This fruit is also being attacked by a disease called Tropical Race 4 which has destroyed plantations in South Asia, Australia, Africa, and the Middle East.
Beyoncé might soon have to come up with something else to carry in her bag. The spicy sauce is exclusively made from Tabasco peppers, which are processed in Louisiana, USA. But rising water levels are threatening the state, along with Tabasco peppers, and Tabasco sauce production.
After rice and wheat, potatoes are the third most important food crop in the world. Well, get ready for a world without chips, fries, or any potato-based dish because climate change is affecting potato agriculture as well.
Even a rise in temperature of just 1ºC (1.8ºF) can slow the growth rate of maize by 7%! Climate change has already begun to affect production. Around the world, corn production has decreased by close to 4%.
Once more, rising temperatures have even affected the growth and production of cherries. Warm spells as early as February have wiped out entire crops in the USA.
Peaches are another stone fruit that are vulnerable to radically changing temperatures.
Bees are a pest, we can all agree. But they are the producers of honey! With the bee population in decline, we may soon have to get used to a world without the sweet stuff.
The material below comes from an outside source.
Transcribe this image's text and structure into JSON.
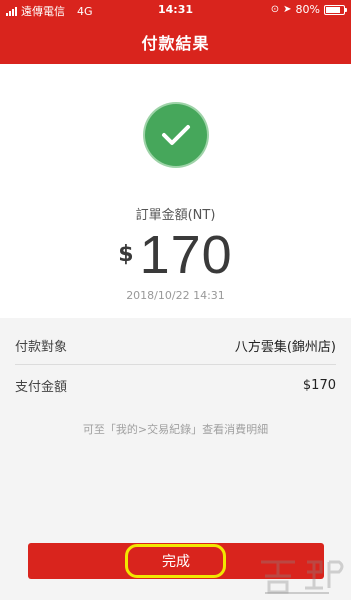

Bees also pollinate fruits like cranberries so a decline in the population puts cranberries, among many other foods, in jeopardy.
It takes an estimated 608.6 gallons of water to produce just eight ounces of chickpeas. Droughts around the world have drastically reduced the production of chickpeas by 40-50%.
We have a little over a decade left with the delicious treat. According to a study by the International Center for Tropical Agriculture, cocoa production will decrease dramatically by 2030 due to the less than ideal temperatures in cacao-growing regions.
Extreme weather and climate change is heavily affecting yields of pumpkin crops. They’ll either rot or premature.
Sadly, beans are another food staple we may soon have to do without. Climate change and increasing temperatures may decrease yields by as much as 25%.
Researches say that if we don’t reduce our emissions, global warming will cause soybean crops (the most economically important beans on the planet) to decrease 40% by 2100.
Hey millennials! Say adios to your avocado toast. In the US, this fruit is becoming increasingly difficult to grow, and its expensive. Eighty percent of avocados are grown in California where there is a drought.
Entire peanut crops have been destroyed by extreme weather such as heat waves and droughts. Scientists believe this is one food that will become extinct sooner than we think.
Rice is a food staple in many cultures and cuisines around the world. Unfortunately, climate change is also expected to greatly affect yields.
Climate change and severe storms are causing turkeys to die, and decline in numbers.
The volatile and unpredictable weather will have an affect on grain-growing croplands and even render them obsolete.
Italian durum wheat
The production of durum wheat, especially in Italy, is being threatened by warm temperatures and droughts. It is predicted that by 2020 wheat yields will begin to decline.
Wheat in general may not survive the catastrophic climate changes so start prepping for a life without your favorite carb.
The maple syrup industry is in danger because the maple tree is! The trees are stressed to the point of decline, according to National Geographic, and rising temperatures are the culprit.
No more morning coffee? Say it ain’t so! By 2080 (other predictions put it as early as 2050), lands used to grow coffee will have become completely unsuitable due to climate change.